(Activity) Which lines in the records below contain the word "text"? Copy each of them.

[App and web page records]

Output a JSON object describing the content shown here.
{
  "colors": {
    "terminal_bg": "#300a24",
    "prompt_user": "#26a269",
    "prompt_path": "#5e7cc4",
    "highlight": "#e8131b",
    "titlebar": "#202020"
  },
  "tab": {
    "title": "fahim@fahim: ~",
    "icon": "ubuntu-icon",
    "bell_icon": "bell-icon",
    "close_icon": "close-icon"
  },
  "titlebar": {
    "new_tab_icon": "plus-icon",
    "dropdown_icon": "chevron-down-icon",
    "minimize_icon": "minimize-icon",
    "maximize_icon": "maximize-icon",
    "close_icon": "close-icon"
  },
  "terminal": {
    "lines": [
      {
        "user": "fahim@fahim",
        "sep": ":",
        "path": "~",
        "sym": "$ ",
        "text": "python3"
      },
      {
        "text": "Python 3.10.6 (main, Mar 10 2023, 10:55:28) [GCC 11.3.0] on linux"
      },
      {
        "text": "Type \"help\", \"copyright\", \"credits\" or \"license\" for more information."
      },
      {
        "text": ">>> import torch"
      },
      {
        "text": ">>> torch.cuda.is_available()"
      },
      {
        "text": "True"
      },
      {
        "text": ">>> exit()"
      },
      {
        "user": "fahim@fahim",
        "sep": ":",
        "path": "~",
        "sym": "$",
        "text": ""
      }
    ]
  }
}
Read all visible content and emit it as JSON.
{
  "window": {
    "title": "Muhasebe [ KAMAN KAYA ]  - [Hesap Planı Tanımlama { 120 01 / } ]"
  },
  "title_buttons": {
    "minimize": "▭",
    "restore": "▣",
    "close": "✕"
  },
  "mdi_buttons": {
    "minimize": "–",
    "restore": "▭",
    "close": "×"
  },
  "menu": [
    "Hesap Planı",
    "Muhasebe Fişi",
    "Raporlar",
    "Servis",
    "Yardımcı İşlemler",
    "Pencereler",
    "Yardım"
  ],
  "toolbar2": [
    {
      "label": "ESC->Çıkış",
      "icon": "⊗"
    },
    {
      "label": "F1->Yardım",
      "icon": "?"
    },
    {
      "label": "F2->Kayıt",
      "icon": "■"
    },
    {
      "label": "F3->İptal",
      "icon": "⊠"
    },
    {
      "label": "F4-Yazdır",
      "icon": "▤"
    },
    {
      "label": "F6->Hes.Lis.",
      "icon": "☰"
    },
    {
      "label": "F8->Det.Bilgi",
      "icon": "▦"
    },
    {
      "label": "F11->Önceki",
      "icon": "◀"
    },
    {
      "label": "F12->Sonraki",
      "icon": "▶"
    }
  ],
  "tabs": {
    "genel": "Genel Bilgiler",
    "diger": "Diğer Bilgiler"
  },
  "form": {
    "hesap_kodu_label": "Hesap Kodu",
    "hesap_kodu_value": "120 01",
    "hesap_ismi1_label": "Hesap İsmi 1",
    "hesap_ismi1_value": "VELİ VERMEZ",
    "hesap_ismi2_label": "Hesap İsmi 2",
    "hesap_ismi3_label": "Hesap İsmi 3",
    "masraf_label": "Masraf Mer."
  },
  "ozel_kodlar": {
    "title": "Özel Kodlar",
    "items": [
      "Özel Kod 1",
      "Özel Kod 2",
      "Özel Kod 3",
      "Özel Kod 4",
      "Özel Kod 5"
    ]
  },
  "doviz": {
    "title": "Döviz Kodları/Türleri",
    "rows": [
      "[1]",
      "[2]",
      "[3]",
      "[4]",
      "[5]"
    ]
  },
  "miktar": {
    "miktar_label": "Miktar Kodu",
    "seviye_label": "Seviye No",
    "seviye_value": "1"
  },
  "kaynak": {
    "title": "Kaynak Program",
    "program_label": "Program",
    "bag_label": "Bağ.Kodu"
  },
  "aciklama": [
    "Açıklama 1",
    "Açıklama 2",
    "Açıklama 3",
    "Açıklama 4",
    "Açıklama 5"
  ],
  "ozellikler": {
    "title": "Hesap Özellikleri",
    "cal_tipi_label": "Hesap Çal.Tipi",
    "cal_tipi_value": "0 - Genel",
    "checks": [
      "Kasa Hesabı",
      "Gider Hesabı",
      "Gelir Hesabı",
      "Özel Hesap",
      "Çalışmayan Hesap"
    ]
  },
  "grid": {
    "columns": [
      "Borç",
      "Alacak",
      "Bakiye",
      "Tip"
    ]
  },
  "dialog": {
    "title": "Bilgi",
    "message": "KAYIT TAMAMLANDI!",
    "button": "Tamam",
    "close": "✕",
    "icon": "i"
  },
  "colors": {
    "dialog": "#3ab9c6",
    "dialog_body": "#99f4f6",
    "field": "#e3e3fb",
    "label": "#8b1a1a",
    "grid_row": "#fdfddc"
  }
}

(Task result)
        "text": "python3"
        "text": "Python 3.10.6 (main, Mar 10 2023, 10:55:28) [GCC 11.3.0] on linux"
        "text": "Type \"help\", \"copyright\", \"credits\" or \"license\" for more information."
        "text": ">>> import torch"
        "text": ">>> torch.cuda.is_available()"
        "text": "True"
        "text": ">>> exit()"
        "text": ""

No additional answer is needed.